# Instructions for the task
From the listing below, pull out all lines with "true" in them.

# Extracted records
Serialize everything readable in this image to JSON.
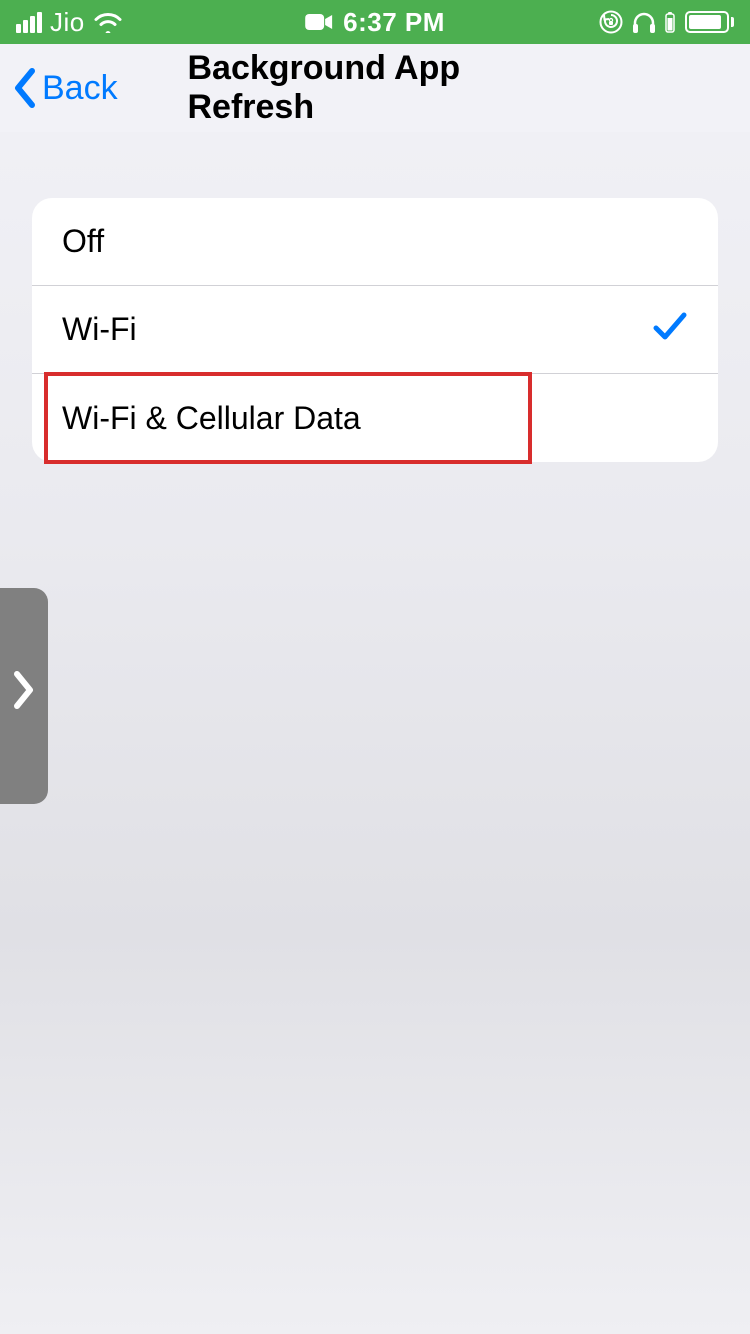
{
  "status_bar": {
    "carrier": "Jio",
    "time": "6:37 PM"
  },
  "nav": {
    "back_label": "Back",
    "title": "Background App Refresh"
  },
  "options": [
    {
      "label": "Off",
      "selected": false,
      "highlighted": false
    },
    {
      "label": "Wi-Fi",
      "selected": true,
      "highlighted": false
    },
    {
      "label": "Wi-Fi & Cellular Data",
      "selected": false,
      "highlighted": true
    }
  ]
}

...

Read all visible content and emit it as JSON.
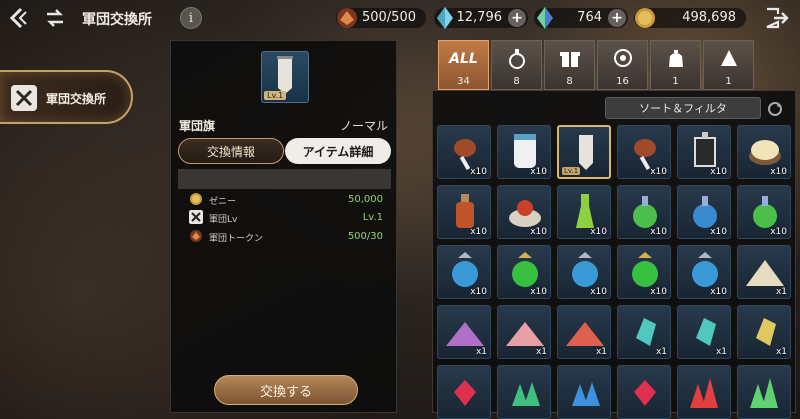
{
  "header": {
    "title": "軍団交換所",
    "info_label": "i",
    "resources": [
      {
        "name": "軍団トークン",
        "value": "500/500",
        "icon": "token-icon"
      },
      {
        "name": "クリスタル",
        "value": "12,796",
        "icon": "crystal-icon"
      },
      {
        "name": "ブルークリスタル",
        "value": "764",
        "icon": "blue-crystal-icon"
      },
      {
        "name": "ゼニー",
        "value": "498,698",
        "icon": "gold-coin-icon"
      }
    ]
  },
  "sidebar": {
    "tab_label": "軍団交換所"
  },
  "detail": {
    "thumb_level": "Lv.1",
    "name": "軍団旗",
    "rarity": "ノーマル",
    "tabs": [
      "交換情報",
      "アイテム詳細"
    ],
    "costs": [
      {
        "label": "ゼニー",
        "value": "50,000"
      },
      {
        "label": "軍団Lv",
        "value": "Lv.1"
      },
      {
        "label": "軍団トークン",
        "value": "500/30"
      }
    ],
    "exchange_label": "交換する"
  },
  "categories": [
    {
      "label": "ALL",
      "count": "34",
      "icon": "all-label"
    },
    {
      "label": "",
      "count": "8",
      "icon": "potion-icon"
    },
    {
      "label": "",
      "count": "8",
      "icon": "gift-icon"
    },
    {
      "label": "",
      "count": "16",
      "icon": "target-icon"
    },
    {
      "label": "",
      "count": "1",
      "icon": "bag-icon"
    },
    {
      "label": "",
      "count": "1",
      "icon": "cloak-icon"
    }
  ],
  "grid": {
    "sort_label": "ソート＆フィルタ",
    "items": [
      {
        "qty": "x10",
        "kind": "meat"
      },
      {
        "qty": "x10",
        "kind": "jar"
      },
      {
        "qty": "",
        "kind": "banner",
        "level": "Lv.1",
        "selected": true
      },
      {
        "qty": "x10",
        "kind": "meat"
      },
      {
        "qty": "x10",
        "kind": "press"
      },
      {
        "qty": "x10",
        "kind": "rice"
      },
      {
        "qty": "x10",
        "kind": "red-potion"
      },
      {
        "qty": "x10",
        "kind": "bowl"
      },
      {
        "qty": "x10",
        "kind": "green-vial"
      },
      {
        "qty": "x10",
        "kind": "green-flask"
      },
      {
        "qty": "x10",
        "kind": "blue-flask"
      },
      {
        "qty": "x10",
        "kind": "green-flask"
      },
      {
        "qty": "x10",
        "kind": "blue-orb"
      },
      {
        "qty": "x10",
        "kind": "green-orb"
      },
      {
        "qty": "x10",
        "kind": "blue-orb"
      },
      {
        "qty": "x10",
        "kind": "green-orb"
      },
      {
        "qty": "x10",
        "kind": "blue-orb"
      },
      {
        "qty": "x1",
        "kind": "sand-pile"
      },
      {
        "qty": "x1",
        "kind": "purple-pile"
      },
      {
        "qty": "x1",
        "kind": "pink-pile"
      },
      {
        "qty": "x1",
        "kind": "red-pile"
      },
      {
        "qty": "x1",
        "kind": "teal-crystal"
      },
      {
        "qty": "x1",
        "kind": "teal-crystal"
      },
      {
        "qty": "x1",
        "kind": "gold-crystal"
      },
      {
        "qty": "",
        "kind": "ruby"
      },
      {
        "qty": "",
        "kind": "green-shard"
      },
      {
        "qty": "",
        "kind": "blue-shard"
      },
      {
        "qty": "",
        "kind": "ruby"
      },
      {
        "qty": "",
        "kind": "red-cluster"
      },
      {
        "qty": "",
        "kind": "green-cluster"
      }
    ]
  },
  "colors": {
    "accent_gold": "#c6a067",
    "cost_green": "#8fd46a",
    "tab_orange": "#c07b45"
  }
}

# Task output
      "selected": true,
      "highlighted": true
        "selected": true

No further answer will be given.